<<<<

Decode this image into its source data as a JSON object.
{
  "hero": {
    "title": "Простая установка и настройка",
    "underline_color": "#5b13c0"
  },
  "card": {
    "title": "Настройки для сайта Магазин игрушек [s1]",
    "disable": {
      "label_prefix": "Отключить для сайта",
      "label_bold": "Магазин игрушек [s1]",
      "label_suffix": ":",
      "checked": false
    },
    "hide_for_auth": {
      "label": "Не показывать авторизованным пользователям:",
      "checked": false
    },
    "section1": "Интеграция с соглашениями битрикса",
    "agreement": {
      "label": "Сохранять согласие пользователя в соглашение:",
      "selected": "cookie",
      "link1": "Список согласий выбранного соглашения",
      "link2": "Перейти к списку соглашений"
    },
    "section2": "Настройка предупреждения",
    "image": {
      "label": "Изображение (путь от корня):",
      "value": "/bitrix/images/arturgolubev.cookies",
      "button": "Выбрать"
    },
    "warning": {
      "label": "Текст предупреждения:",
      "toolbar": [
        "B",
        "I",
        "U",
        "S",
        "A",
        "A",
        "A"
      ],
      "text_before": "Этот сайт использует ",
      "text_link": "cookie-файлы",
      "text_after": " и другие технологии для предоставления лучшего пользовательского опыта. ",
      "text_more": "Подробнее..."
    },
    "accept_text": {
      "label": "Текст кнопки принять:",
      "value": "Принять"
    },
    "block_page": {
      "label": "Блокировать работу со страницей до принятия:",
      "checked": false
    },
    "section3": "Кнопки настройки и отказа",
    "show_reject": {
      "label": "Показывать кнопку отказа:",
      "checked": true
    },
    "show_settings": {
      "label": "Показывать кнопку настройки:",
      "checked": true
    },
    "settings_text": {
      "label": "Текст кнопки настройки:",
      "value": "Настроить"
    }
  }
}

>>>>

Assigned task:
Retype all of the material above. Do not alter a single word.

Response area:
Decode this image into its source data as a JSON object.
{
  "hero": {
    "title": "Простая установка и настройка",
    "underline_color": "#5b13c0"
  },
  "card": {
    "title": "Настройки для сайта Магазин игрушек [s1]",
    "disable": {
      "label_prefix": "Отключить для сайта",
      "label_bold": "Магазин игрушек [s1]",
      "label_suffix": ":",
      "checked": false
    },
    "hide_for_auth": {
      "label": "Не показывать авторизованным пользователям:",
      "checked": false
    },
    "section1": "Интеграция с соглашениями битрикса",
    "agreement": {
      "label": "Сохранять согласие пользователя в соглашение:",
      "selected": "cookie",
      "link1": "Список согласий выбранного соглашения",
      "link2": "Перейти к списку соглашений"
    },
    "section2": "Настройка предупреждения",
    "image": {
      "label": "Изображение (путь от корня):",
      "value": "/bitrix/images/arturgolubev.cookies",
      "button": "Выбрать"
    },
    "warning": {
      "label": "Текст предупреждения:",
      "toolbar": [
        "B",
        "I",
        "U",
        "S",
        "A",
        "A",
        "A"
      ],
      "text_before": "Этот сайт использует ",
      "text_link": "cookie-файлы",
      "text_after": " и другие технологии для предоставления лучшего пользовательского опыта. ",
      "text_more": "Подробнее..."
    },
    "accept_text": {
      "label": "Текст кнопки принять:",
      "value": "Принять"
    },
    "block_page": {
      "label": "Блокировать работу со страницей до принятия:",
      "checked": false
    },
    "section3": "Кнопки настройки и отказа",
    "show_reject": {
      "label": "Показывать кнопку отказа:",
      "checked": true
    },
    "show_settings": {
      "label": "Показывать кнопку настройки:",
      "checked": true
    },
    "settings_text": {
      "label": "Текст кнопки настройки:",
      "value": "Настроить"
    }
  }
}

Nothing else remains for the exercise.